CA 1 northbound follows a narrow and widing grade along the eastern shore of Bolinas Bay. A guide sign departing Stinson Beach shows Olema 13 miles to the north. At Postmile MRN 17.19 CA 1 northbound intersects Olema-Bolinas Road (which apparently has a street blade which is frequently stolen).
CA 1 northbound enters the Olema Valley annex of Golden Gate National Recreation Area.
CA 1 northbound begins to follow Olema Creek and enters Point Reyes National Seashore. At Postmile MRN 26.21 CA 1 northbound emerges into Olema.

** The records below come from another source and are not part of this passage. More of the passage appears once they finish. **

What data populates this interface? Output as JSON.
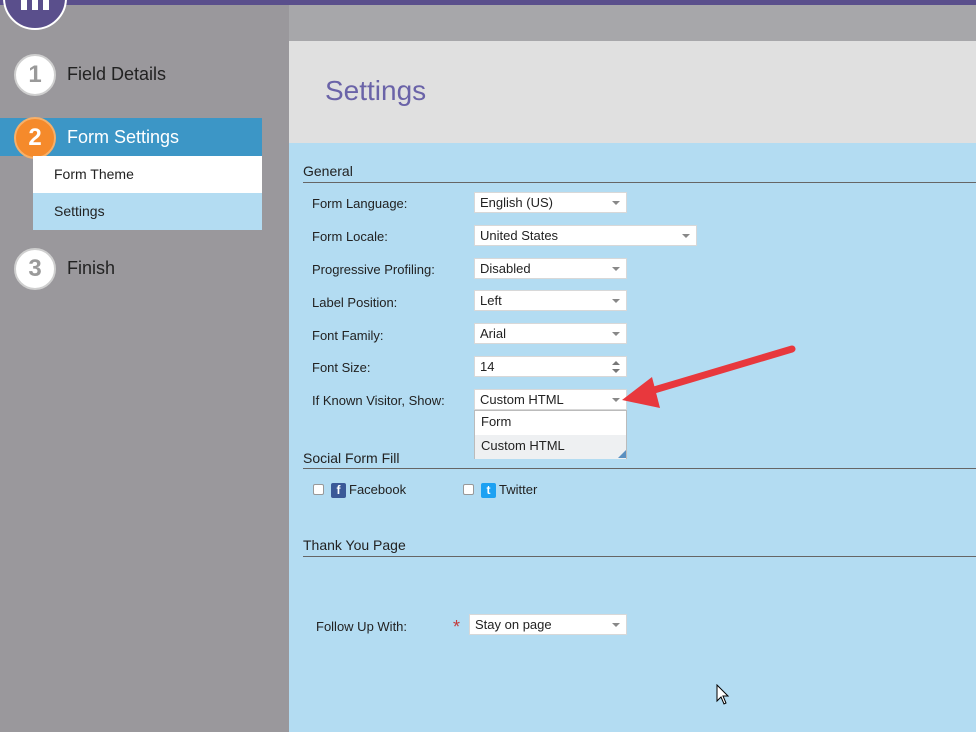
{
  "colors": {
    "brand": "#5a4f8c",
    "active_step": "#3c96c6",
    "step_badge": "#f58a2b",
    "content_bg": "#b3dcf2",
    "arrow": "#e8383d"
  },
  "sidebar": {
    "steps": [
      {
        "number": "1",
        "label": "Field Details"
      },
      {
        "number": "2",
        "label": "Form Settings"
      },
      {
        "number": "3",
        "label": "Finish"
      }
    ],
    "sub_items": [
      {
        "label": "Form Theme"
      },
      {
        "label": "Settings"
      }
    ]
  },
  "page": {
    "title": "Settings"
  },
  "general": {
    "heading": "General",
    "fields": [
      {
        "label": "Form Language:",
        "value": "English (US)"
      },
      {
        "label": "Form Locale:",
        "value": "United States"
      },
      {
        "label": "Progressive Profiling:",
        "value": "Disabled"
      },
      {
        "label": "Label Position:",
        "value": "Left"
      },
      {
        "label": "Font Family:",
        "value": "Arial"
      },
      {
        "label": "Font Size:",
        "value": "14"
      },
      {
        "label": "If Known Visitor, Show:",
        "value": "Custom HTML"
      }
    ],
    "dropdown_options": [
      "Form",
      "Custom HTML"
    ]
  },
  "social": {
    "heading": "Social Form Fill",
    "facebook": "Facebook",
    "twitter": "Twitter",
    "facebook_icon": "facebook-icon",
    "twitter_icon": "twitter-icon"
  },
  "thankyou": {
    "heading": "Thank You Page",
    "follow_label": "Follow Up With:",
    "required_mark": "*",
    "follow_value": "Stay on page"
  }
}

Olema was settled during the California Gold Rush as a dairy community which was on the Stage Route (now Sir Francisc Drake Boulevard) to Inverness. The first Post Office in Olema was opened in 1859 and the community takes it's name for the Miwok word for "Coyote." Olema can be seen on the 1873 Bancroft's Road Map of California as a head on the stage route to San Rafael.
CA 1 northbound intersects Sir Francis Drake Boulevard at Postmile MRN 26.50.
Bear Valley Road in Olema is signed as access to the main attractions of Point Reyes National Seashore. The Point Reyes Lighthouse is shown as 21 miles to the west.
Point Reyes was explored by Sir Francis Drake in 1579. The Point Reyes Lighthouse was constructed at the end of the Point Reyes peninsula in 1870 and was automated in 1975 .
Departing Olema CA 1 northbound is signed as 2 miles from Point Reyes Station.
CA 1 northbound intersects western Sir Francis Drake Boulevard at Postmile MRN 28.49.
At Postmile MRN 28.51 CA 1 northbound crosses the 1929 Lagunitas Creek Bridge into Point Reyes Station. The Lagunitas Creek Bridge is a simple pony truss design which is 100 feet in length.
Point Reyes Station was plotted as a siding of the North Pacific Coast Railroad ("NPCRR") in 1875 which was originally known as Olema Station. The Point Reyes Station Post Office opened in 1882 and was changed briefly to Marin in 1891. The community name reverted back to Point Reyes Station at some point later in 1891. The NPCRR was originally built as a narrow gauge line but was converted south of Point Reyes Station to standard gauge in 1920. The NPCRR continued to operate a line to Point Reyes Station until the 1930s. The NPCRR and Point Reyes Station can be seen on the 1890 George Franklin Cram Railroad Map of California.
CA 1 northbound zigzags through Point Reyes Station and intersects Point Reyes-Petaluma Road at Postmile MRN 29.32.
CA 1 north of Point Reyes Station emerges onto the eastern shore of Tomales Bay. At Postmile MRN 36.56 CA 1 northbound enters the community of Marconi. Marconi is the site of the Marconi Conference Center which was constructed in 1913 and presently is a State Historical Park. Tomales Bay is approximately 15 miles in length and is formed caused by a submerged portion of the San Andreas Fault.
CA 1 northbound enters the community of Marshall. Marshall was a siding of the NPCRR but takes it's name from the Marshall Brothers who settled the area in the 1850s. At Postmile MRN 38.41 CA 1 northbound intersects Marshall-Petaluma Road.
CA 1 continues north along Tomales Bay and passes through Nick's Cove at Postmile MRN 41.71. Nick's Cove was settled by Croatian fisherman in the early 20th Century. Nick's Cove take it's name from Nick Kojich who arrived in 1920 and operated a well known sea food stand.
CA 1 northbound turns away from Tomales Bay up the course of Keys Creek. At Postmile MRN 44.47 CA 1 northbound crosses Walker Creek.
At Postmile MRN 45.37 CA 1 northbound intersects Tomales-Petaluma Road on the outskirts of Tomales.
CA 1 northbound passes the community of Tomales at Postmile MRN 45.65. The first European inhabitants in what became Tomales were John Keys and Alexander Noble who arrived in 1850. A small community developed around large farming tracts which obtained a Post Office under the name of Tomalles in 1854. The NPCRR arrived in Tomales 1874 which surplanted ship borne freight from Tomales Bay. In 1879 the community took it's current derivative name of Tomales.
North of Tomales CA 1 passes through a series of rolling hills before unceremoniously (there is no sign) entering Sonoma County at Americano Creek.
Part 2 of the Shoreline Highway series features a driving tour of CA 1 through Sonoma County, a link can be found below: